# Assignment
Copy the entries below word for word, minus the pictures.

Dataset excerpts
----

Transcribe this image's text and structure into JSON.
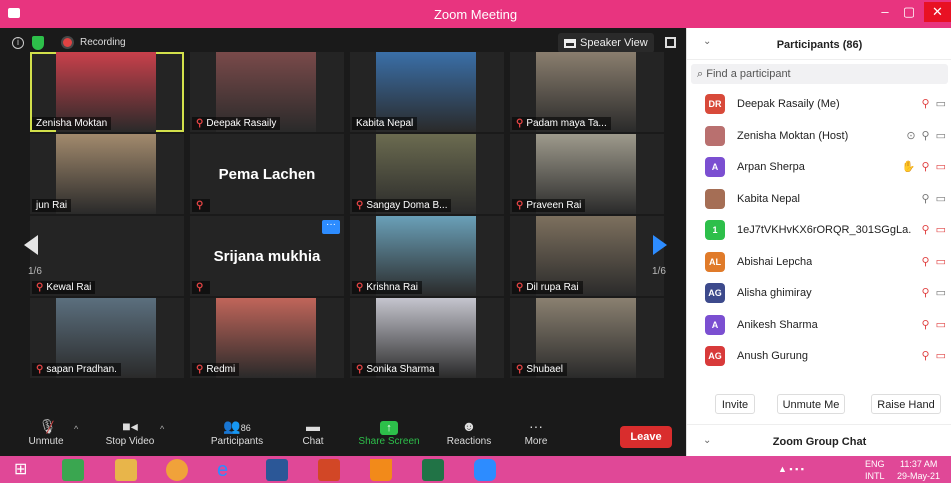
{
  "window": {
    "title": "Zoom Meeting"
  },
  "topbar": {
    "recording_label": "Recording",
    "view_label": "Speaker View"
  },
  "tiles": [
    {
      "name": "Zenisha Moktan",
      "muted": false,
      "color": "#c9404b"
    },
    {
      "name": "Deepak Rasaily",
      "muted": true,
      "color": "#7a4a4a"
    },
    {
      "name": "Kabita Nepal",
      "muted": false,
      "color": "#3a6fa8"
    },
    {
      "name": "Padam maya Ta...",
      "muted": true,
      "color": "#8a7e6e"
    },
    {
      "name": "jun Rai",
      "muted": false,
      "color": "#a28a6d"
    },
    {
      "name": "",
      "muted": true,
      "big_name": "Pema Lachen"
    },
    {
      "name": "Sangay Doma B...",
      "muted": true,
      "color": "#6b6b50"
    },
    {
      "name": "Praveen Rai",
      "muted": true,
      "color": "#9e9a8c"
    },
    {
      "name": "Kewal Rai",
      "muted": true
    },
    {
      "name": "",
      "muted": true,
      "big_name": "Srijana  mukhia"
    },
    {
      "name": "Krishna Rai",
      "muted": true,
      "color": "#6aa0b8"
    },
    {
      "name": "Dil rupa Rai",
      "muted": true,
      "color": "#7d705e"
    },
    {
      "name": "sapan Pradhan.",
      "muted": true,
      "color": "#5b6f7e"
    },
    {
      "name": "Redmi",
      "muted": true,
      "color": "#c0655a"
    },
    {
      "name": "Sonika Sharma",
      "muted": true,
      "color": "#c5c5ce"
    },
    {
      "name": "Shubael",
      "muted": true,
      "color": "#8a8070"
    }
  ],
  "pagination": {
    "left": "1/6",
    "right": "1/6"
  },
  "toolbar": {
    "unmute": "Unmute",
    "stop_video": "Stop Video",
    "participants": "Participants",
    "participants_count": "86",
    "chat": "Chat",
    "share_screen": "Share Screen",
    "reactions": "Reactions",
    "more": "More",
    "leave": "Leave"
  },
  "panel": {
    "title": "Participants (86)",
    "search_placeholder": "Find a participant",
    "participants": [
      {
        "initials": "DR",
        "name": "Deepak Rasaily (Me)",
        "color": "#d84a3a",
        "icons": [
          "mic-muted",
          "cam-off"
        ]
      },
      {
        "initials": "",
        "name": "Zenisha Moktan (Host)",
        "color": "#b9706f",
        "icons": [
          "rec",
          "mic",
          "cam"
        ]
      },
      {
        "initials": "A",
        "name": "Arpan Sherpa",
        "color": "#7b4fd1",
        "icons": [
          "hand",
          "mic-muted",
          "cam-muted"
        ]
      },
      {
        "initials": "",
        "name": "Kabita Nepal",
        "color": "#a56e55",
        "icons": [
          "mic",
          "cam"
        ]
      },
      {
        "initials": "1",
        "name": "1eJ7tVKHvKX6rORQR_301SGgLa...",
        "color": "#2dbf4a",
        "icons": [
          "mic-muted",
          "cam-muted"
        ]
      },
      {
        "initials": "AL",
        "name": "Abishai Lepcha",
        "color": "#e07b2a",
        "icons": [
          "mic-muted",
          "cam-muted"
        ]
      },
      {
        "initials": "AG",
        "name": "Alisha ghimiray",
        "color": "#3d4a8c",
        "icons": [
          "mic-muted",
          "cam"
        ]
      },
      {
        "initials": "A",
        "name": "Anikesh Sharma",
        "color": "#7b4fd1",
        "icons": [
          "mic-muted",
          "cam-muted"
        ]
      },
      {
        "initials": "AG",
        "name": "Anush Gurung",
        "color": "#d83a3a",
        "icons": [
          "mic-muted",
          "cam-muted"
        ]
      }
    ],
    "actions": {
      "invite": "Invite",
      "unmute_me": "Unmute Me",
      "raise_hand": "Raise Hand"
    },
    "chat_title": "Zoom Group Chat"
  },
  "taskbar": {
    "lang": "ENG",
    "lang2": "INTL",
    "time": "11:37 AM",
    "date": "29-May-21"
  }
}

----

# Response below
Transcribe this image's text and structure into JSON.
{
  "window": {
    "title": "Zoom Meeting"
  },
  "topbar": {
    "recording_label": "Recording",
    "view_label": "Speaker View"
  },
  "tiles": [
    {
      "name": "Zenisha Moktan",
      "muted": false,
      "color": "#c9404b"
    },
    {
      "name": "Deepak Rasaily",
      "muted": true,
      "color": "#7a4a4a"
    },
    {
      "name": "Kabita Nepal",
      "muted": false,
      "color": "#3a6fa8"
    },
    {
      "name": "Padam maya Ta...",
      "muted": true,
      "color": "#8a7e6e"
    },
    {
      "name": "jun Rai",
      "muted": false,
      "color": "#a28a6d"
    },
    {
      "name": "",
      "muted": true,
      "big_name": "Pema Lachen"
    },
    {
      "name": "Sangay Doma B...",
      "muted": true,
      "color": "#6b6b50"
    },
    {
      "name": "Praveen Rai",
      "muted": true,
      "color": "#9e9a8c"
    },
    {
      "name": "Kewal Rai",
      "muted": true
    },
    {
      "name": "",
      "muted": true,
      "big_name": "Srijana  mukhia"
    },
    {
      "name": "Krishna Rai",
      "muted": true,
      "color": "#6aa0b8"
    },
    {
      "name": "Dil rupa Rai",
      "muted": true,
      "color": "#7d705e"
    },
    {
      "name": "sapan Pradhan.",
      "muted": true,
      "color": "#5b6f7e"
    },
    {
      "name": "Redmi",
      "muted": true,
      "color": "#c0655a"
    },
    {
      "name": "Sonika Sharma",
      "muted": true,
      "color": "#c5c5ce"
    },
    {
      "name": "Shubael",
      "muted": true,
      "color": "#8a8070"
    }
  ],
  "pagination": {
    "left": "1/6",
    "right": "1/6"
  },
  "toolbar": {
    "unmute": "Unmute",
    "stop_video": "Stop Video",
    "participants": "Participants",
    "participants_count": "86",
    "chat": "Chat",
    "share_screen": "Share Screen",
    "reactions": "Reactions",
    "more": "More",
    "leave": "Leave"
  },
  "panel": {
    "title": "Participants (86)",
    "search_placeholder": "Find a participant",
    "participants": [
      {
        "initials": "DR",
        "name": "Deepak Rasaily (Me)",
        "color": "#d84a3a",
        "icons": [
          "mic-muted",
          "cam-off"
        ]
      },
      {
        "initials": "",
        "name": "Zenisha Moktan (Host)",
        "color": "#b9706f",
        "icons": [
          "rec",
          "mic",
          "cam"
        ]
      },
      {
        "initials": "A",
        "name": "Arpan Sherpa",
        "color": "#7b4fd1",
        "icons": [
          "hand",
          "mic-muted",
          "cam-muted"
        ]
      },
      {
        "initials": "",
        "name": "Kabita Nepal",
        "color": "#a56e55",
        "icons": [
          "mic",
          "cam"
        ]
      },
      {
        "initials": "1",
        "name": "1eJ7tVKHvKX6rORQR_301SGgLa...",
        "color": "#2dbf4a",
        "icons": [
          "mic-muted",
          "cam-muted"
        ]
      },
      {
        "initials": "AL",
        "name": "Abishai Lepcha",
        "color": "#e07b2a",
        "icons": [
          "mic-muted",
          "cam-muted"
        ]
      },
      {
        "initials": "AG",
        "name": "Alisha ghimiray",
        "color": "#3d4a8c",
        "icons": [
          "mic-muted",
          "cam"
        ]
      },
      {
        "initials": "A",
        "name": "Anikesh Sharma",
        "color": "#7b4fd1",
        "icons": [
          "mic-muted",
          "cam-muted"
        ]
      },
      {
        "initials": "AG",
        "name": "Anush Gurung",
        "color": "#d83a3a",
        "icons": [
          "mic-muted",
          "cam-muted"
        ]
      }
    ],
    "actions": {
      "invite": "Invite",
      "unmute_me": "Unmute Me",
      "raise_hand": "Raise Hand"
    },
    "chat_title": "Zoom Group Chat"
  },
  "taskbar": {
    "lang": "ENG",
    "lang2": "INTL",
    "time": "11:37 AM",
    "date": "29-May-21"
  }
}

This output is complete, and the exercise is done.